__Work order__:
Set down a faithful copy of every record below, with no images.

__Extracted information__:
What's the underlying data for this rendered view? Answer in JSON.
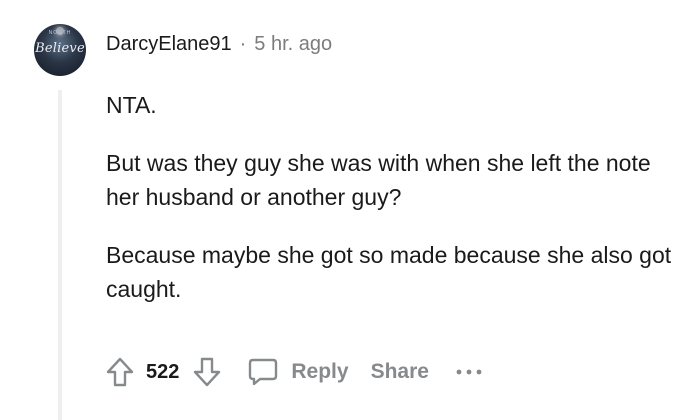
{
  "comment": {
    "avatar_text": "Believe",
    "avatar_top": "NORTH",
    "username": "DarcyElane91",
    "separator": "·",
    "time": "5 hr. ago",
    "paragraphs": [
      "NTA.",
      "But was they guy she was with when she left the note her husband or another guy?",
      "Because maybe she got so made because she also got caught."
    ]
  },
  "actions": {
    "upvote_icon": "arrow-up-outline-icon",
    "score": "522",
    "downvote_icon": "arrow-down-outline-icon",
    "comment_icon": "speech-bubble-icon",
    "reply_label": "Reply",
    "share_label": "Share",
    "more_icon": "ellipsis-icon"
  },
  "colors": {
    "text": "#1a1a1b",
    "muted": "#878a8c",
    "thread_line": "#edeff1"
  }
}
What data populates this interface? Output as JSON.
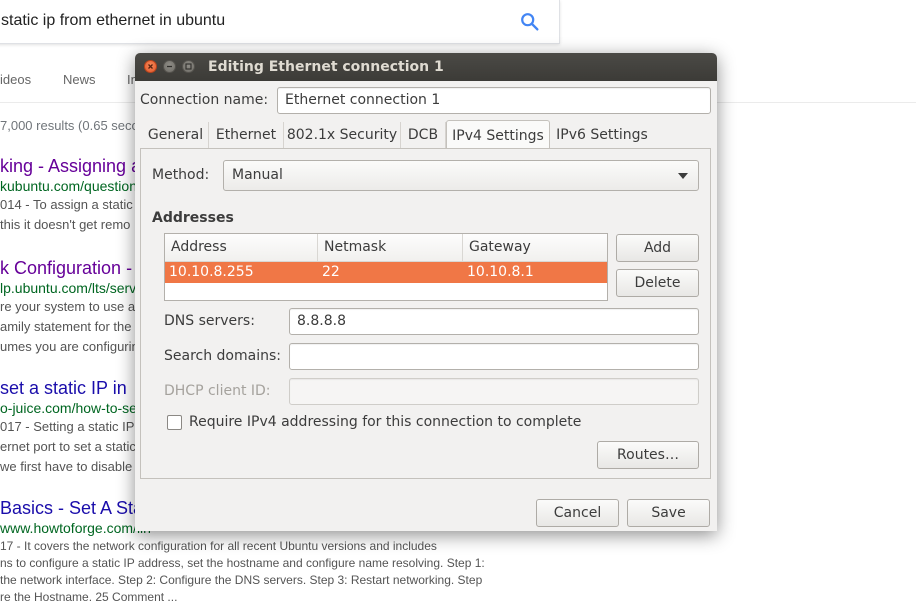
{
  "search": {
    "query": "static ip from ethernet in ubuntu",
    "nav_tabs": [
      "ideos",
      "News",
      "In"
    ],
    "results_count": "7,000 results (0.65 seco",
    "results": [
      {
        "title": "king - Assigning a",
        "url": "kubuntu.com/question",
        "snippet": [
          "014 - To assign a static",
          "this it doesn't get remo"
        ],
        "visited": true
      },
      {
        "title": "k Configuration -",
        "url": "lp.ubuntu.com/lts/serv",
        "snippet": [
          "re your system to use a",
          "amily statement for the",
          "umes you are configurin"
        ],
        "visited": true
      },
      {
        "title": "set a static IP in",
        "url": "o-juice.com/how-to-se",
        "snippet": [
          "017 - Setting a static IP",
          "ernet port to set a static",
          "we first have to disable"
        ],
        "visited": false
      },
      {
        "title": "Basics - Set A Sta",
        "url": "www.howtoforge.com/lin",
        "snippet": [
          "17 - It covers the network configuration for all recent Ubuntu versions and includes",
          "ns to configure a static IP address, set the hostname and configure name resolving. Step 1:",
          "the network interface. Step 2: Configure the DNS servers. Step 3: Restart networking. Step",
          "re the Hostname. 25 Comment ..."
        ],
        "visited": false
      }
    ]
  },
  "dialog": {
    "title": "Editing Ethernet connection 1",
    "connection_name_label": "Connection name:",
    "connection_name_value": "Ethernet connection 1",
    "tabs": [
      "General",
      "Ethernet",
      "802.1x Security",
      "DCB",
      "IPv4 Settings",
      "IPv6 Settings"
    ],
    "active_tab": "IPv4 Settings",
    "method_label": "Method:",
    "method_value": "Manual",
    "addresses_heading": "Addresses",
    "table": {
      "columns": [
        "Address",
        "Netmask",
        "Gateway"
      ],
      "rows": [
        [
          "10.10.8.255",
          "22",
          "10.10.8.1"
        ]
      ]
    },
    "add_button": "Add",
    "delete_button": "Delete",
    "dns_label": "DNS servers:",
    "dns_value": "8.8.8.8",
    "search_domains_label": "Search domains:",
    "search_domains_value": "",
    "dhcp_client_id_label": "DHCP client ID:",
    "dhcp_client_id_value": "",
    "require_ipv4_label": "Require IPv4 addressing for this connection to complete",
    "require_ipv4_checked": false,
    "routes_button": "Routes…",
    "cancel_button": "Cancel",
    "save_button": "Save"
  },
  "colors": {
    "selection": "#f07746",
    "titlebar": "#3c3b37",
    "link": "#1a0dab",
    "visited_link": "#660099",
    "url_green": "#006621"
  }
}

__Solution to the problem__:
What's the underlying data for this rendered view? Answer in JSON.
{
  "comment": {
    "avatar_text": "Believe",
    "avatar_top": "NORTH",
    "username": "DarcyElane91",
    "separator": "·",
    "time": "5 hr. ago",
    "paragraphs": [
      "NTA.",
      "But was they guy she was with when she left the note her husband or another guy?",
      "Because maybe she got so made because she also got caught."
    ]
  },
  "actions": {
    "upvote_icon": "arrow-up-outline-icon",
    "score": "522",
    "downvote_icon": "arrow-down-outline-icon",
    "comment_icon": "speech-bubble-icon",
    "reply_label": "Reply",
    "share_label": "Share",
    "more_icon": "ellipsis-icon"
  },
  "colors": {
    "text": "#1a1a1b",
    "muted": "#878a8c",
    "thread_line": "#edeff1"
  }
}
What data populates this interface? Output as JSON.
{
  "search": {
    "query": "static ip from ethernet in ubuntu",
    "nav_tabs": [
      "ideos",
      "News",
      "In"
    ],
    "results_count": "7,000 results (0.65 seco",
    "results": [
      {
        "title": "king - Assigning a",
        "url": "kubuntu.com/question",
        "snippet": [
          "014 - To assign a static",
          "this it doesn't get remo"
        ],
        "visited": true
      },
      {
        "title": "k Configuration -",
        "url": "lp.ubuntu.com/lts/serv",
        "snippet": [
          "re your system to use a",
          "amily statement for the",
          "umes you are configurin"
        ],
        "visited": true
      },
      {
        "title": "set a static IP in",
        "url": "o-juice.com/how-to-se",
        "snippet": [
          "017 - Setting a static IP",
          "ernet port to set a static",
          "we first have to disable"
        ],
        "visited": false
      },
      {
        "title": "Basics - Set A Sta",
        "url": "www.howtoforge.com/lin",
        "snippet": [
          "17 - It covers the network configuration for all recent Ubuntu versions and includes",
          "ns to configure a static IP address, set the hostname and configure name resolving. Step 1:",
          "the network interface. Step 2: Configure the DNS servers. Step 3: Restart networking. Step",
          "re the Hostname. 25 Comment ..."
        ],
        "visited": false
      }
    ]
  },
  "dialog": {
    "title": "Editing Ethernet connection 1",
    "connection_name_label": "Connection name:",
    "connection_name_value": "Ethernet connection 1",
    "tabs": [
      "General",
      "Ethernet",
      "802.1x Security",
      "DCB",
      "IPv4 Settings",
      "IPv6 Settings"
    ],
    "active_tab": "IPv4 Settings",
    "method_label": "Method:",
    "method_value": "Manual",
    "addresses_heading": "Addresses",
    "table": {
      "columns": [
        "Address",
        "Netmask",
        "Gateway"
      ],
      "rows": [
        [
          "10.10.8.255",
          "22",
          "10.10.8.1"
        ]
      ]
    },
    "add_button": "Add",
    "delete_button": "Delete",
    "dns_label": "DNS servers:",
    "dns_value": "8.8.8.8",
    "search_domains_label": "Search domains:",
    "search_domains_value": "",
    "dhcp_client_id_label": "DHCP client ID:",
    "dhcp_client_id_value": "",
    "require_ipv4_label": "Require IPv4 addressing for this connection to complete",
    "require_ipv4_checked": false,
    "routes_button": "Routes…",
    "cancel_button": "Cancel",
    "save_button": "Save"
  },
  "colors": {
    "selection": "#f07746",
    "titlebar": "#3c3b37",
    "link": "#1a0dab",
    "visited_link": "#660099",
    "url_green": "#006621"
  }
}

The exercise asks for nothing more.